Lead has long been recognized as a highly effective material in providing protection from various sources of radiation, and as such, has become a standard in the design of radiation protection systems. Lead shielding refers to the use of lead to shield people or objects from unintended radiation. Lead can effectively contain certain kinds of radiation because of its high density and high atomic number; principally, it is effective at stopping alpha rays, gamma rays, and x-rays.
Why Does Lead Work for Radiation Shielding?
Lead has high density, a result of the combination of its high atomic mass and the relatively small size of its bond lengths and atomic radius. The high atomic mass means that more electrons are needed to maintain a neutral charge and the small bond length and a small atomic radius means that many atoms can be packed into a particular lead structure. Because of lead’s density and large number of electrons, it is well suited for scattering x-rays and gamma-rays. These rays form photons, a type of boson, which impart energy onto electrons when they come into contact.
Lead is used for shielding in:
• X-ray machines
• Nuclear power plants
• Labs using radioactive materials

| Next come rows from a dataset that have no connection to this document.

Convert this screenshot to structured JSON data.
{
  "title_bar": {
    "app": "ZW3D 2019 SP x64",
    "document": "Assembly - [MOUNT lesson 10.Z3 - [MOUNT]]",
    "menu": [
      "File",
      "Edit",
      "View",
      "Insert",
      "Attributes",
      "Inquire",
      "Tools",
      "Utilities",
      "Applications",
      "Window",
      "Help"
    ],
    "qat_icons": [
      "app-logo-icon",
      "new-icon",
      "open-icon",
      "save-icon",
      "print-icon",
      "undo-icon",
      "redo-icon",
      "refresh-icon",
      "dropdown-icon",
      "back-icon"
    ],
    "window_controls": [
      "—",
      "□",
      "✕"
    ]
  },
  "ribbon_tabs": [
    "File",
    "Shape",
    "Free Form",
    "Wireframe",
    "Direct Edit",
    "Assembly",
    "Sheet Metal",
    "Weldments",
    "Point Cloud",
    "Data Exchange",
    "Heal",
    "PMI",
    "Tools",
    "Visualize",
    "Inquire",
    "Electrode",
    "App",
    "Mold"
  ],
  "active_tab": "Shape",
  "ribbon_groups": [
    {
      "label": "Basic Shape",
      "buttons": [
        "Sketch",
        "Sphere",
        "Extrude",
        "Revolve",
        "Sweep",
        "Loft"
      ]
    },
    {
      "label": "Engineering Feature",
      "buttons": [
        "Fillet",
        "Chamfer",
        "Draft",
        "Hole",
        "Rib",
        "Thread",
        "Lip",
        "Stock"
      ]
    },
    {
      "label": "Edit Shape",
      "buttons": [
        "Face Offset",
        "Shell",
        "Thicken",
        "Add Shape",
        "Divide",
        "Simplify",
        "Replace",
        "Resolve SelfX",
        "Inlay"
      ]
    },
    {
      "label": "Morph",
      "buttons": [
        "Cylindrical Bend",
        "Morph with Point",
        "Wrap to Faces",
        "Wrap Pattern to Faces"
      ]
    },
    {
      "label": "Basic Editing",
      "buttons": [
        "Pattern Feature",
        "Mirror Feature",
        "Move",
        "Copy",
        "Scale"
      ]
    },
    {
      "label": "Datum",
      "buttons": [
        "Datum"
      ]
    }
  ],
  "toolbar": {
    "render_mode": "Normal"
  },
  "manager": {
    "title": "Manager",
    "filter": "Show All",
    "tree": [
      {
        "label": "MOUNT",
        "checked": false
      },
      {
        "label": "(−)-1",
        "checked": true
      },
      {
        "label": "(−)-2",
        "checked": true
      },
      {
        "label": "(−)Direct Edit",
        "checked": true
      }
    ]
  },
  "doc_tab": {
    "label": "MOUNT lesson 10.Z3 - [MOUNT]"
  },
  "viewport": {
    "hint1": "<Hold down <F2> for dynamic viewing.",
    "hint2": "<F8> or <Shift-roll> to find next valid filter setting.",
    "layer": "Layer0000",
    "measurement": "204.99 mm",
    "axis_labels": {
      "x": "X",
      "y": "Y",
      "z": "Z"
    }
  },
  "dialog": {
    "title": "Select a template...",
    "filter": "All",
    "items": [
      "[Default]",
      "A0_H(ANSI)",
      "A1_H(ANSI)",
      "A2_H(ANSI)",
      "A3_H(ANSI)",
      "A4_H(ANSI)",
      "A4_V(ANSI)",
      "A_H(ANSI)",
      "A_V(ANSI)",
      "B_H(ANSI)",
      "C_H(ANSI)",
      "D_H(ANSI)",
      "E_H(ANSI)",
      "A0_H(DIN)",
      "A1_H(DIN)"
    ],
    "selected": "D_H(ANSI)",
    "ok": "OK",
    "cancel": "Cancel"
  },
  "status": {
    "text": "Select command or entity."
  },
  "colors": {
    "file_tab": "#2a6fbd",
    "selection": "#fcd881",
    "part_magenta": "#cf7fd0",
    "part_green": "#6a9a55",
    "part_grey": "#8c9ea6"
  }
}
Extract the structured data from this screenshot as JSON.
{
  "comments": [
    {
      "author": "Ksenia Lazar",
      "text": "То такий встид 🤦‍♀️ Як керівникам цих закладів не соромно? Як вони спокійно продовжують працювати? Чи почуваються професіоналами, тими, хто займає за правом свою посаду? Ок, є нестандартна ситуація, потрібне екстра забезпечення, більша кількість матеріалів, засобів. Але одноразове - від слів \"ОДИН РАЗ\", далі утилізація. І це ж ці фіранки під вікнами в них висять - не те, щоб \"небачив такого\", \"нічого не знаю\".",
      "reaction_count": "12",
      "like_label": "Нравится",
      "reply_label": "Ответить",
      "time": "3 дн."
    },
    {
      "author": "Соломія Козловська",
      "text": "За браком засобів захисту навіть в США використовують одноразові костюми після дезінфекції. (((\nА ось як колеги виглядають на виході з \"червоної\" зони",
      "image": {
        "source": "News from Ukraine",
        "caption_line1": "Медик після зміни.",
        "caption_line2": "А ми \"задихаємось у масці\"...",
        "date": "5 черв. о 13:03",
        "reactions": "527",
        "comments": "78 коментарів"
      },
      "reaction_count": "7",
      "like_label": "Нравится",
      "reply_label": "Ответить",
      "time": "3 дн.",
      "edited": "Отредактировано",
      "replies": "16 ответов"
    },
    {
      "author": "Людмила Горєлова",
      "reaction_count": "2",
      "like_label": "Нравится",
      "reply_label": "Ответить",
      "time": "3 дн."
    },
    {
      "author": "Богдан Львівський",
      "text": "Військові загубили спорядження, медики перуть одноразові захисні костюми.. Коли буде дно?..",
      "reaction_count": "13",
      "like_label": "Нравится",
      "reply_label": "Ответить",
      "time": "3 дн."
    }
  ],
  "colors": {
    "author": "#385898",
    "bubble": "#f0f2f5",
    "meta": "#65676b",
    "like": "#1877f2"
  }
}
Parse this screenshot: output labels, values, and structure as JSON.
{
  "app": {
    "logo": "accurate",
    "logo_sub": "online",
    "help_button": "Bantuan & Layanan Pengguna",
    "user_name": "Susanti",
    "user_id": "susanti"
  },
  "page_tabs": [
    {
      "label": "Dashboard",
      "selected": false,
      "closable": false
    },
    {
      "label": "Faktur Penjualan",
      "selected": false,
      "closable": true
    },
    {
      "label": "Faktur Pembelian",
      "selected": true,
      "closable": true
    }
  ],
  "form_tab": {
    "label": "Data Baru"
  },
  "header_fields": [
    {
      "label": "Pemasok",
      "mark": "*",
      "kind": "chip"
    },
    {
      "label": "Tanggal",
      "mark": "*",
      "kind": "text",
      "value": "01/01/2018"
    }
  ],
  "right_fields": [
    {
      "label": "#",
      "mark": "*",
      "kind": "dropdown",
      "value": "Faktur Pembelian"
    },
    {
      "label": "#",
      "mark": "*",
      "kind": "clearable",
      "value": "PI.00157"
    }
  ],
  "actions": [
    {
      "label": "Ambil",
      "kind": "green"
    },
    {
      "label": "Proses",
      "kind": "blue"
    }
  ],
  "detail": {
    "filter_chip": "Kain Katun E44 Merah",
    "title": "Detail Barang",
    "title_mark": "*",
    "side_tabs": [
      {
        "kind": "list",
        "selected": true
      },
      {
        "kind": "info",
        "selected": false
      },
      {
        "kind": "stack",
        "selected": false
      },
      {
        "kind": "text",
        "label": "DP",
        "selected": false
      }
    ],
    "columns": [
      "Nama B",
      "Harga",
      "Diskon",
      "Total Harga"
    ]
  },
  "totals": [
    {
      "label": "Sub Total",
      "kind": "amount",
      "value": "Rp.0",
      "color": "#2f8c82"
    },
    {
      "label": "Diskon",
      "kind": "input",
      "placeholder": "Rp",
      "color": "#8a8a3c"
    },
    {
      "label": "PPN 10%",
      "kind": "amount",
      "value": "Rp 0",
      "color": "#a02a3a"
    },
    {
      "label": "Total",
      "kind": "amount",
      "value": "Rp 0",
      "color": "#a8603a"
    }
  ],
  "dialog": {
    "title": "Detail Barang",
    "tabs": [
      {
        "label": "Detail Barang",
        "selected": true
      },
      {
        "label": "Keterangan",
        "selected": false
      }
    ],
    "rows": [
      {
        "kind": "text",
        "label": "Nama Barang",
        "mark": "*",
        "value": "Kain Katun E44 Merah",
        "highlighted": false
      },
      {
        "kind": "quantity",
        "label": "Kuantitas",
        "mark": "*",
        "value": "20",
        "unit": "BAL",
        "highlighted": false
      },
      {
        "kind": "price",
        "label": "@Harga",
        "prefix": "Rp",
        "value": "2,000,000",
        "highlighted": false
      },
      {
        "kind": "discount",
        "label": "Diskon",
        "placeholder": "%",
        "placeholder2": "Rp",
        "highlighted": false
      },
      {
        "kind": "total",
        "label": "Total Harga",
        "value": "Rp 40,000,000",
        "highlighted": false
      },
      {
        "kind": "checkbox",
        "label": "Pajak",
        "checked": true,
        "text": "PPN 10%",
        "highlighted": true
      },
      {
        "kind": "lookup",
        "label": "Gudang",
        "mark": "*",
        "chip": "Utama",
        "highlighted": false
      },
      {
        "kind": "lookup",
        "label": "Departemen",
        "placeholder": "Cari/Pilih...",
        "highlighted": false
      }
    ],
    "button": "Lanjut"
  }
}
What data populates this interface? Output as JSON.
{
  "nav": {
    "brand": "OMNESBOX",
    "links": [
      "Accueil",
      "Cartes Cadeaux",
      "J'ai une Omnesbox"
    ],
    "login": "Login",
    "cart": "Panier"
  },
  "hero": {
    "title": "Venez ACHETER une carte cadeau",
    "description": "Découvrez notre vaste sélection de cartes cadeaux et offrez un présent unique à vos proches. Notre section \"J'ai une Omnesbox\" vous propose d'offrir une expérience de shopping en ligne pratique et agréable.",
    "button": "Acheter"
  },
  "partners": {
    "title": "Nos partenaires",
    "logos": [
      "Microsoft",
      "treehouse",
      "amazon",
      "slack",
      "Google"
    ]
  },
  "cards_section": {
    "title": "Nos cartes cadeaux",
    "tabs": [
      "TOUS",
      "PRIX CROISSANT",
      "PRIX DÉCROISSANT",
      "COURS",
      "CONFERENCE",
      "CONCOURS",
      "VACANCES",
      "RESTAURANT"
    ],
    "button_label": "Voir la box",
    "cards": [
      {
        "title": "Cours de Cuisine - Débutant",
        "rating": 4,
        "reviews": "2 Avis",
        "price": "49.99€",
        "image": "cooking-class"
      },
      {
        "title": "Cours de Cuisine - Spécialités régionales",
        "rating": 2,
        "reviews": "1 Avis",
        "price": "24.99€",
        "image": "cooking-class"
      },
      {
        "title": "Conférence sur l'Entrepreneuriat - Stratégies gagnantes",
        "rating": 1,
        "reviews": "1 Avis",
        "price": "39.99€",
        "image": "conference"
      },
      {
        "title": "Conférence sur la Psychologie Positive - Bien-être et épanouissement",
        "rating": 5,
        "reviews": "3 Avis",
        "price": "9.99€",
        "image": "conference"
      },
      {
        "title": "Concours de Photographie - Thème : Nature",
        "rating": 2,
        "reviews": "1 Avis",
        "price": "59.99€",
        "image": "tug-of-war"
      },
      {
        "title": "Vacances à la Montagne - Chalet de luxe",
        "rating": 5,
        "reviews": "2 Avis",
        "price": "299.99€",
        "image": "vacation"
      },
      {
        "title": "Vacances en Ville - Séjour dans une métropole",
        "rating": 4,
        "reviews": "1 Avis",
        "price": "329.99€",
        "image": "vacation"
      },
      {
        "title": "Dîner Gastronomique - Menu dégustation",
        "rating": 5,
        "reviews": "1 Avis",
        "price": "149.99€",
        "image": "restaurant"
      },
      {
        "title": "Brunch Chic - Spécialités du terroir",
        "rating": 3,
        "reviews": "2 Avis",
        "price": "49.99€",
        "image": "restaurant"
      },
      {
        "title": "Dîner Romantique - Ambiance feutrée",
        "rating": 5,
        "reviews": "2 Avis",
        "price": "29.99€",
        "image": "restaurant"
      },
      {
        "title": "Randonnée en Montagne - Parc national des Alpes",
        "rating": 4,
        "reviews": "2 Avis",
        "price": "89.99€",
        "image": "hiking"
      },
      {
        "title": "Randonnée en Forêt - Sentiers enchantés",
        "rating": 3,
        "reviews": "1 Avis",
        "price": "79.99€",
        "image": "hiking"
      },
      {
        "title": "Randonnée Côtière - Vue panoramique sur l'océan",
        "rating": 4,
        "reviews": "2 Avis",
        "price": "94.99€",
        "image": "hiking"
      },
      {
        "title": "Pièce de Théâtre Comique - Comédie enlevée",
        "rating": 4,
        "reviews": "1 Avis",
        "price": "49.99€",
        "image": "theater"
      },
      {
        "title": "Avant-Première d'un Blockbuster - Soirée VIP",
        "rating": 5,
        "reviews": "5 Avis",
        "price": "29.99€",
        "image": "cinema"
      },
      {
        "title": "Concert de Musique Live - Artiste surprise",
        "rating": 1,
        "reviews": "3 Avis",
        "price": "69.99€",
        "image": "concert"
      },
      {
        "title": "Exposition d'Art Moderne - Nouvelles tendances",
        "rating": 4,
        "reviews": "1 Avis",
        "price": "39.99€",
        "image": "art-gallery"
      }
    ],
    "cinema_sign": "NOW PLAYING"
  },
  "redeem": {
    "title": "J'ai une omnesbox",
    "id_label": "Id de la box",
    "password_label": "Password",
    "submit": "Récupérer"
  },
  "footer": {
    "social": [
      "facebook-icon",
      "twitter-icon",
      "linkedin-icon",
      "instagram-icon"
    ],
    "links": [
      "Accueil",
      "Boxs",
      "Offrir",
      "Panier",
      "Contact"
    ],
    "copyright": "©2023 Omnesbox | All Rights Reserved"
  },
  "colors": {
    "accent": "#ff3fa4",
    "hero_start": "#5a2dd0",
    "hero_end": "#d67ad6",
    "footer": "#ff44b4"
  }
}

There are also a variety of shielding products used to protect people, shield equipment and experiments, such as:
• lead aprons
• thyroid shields
• lead gloves
• lead bricks
• leaded glass
• leaded glass sheets
• lead clad building material
• lead laminated panels
• lead sheets
• lead foils
Lead has long been recognized as a highly effective material in providing protection from various sources of radiation, and as such, has become a standard in the design of radiation protection systems. Lead shielding refers to the use of lead to shield people or objects from unintended radiation.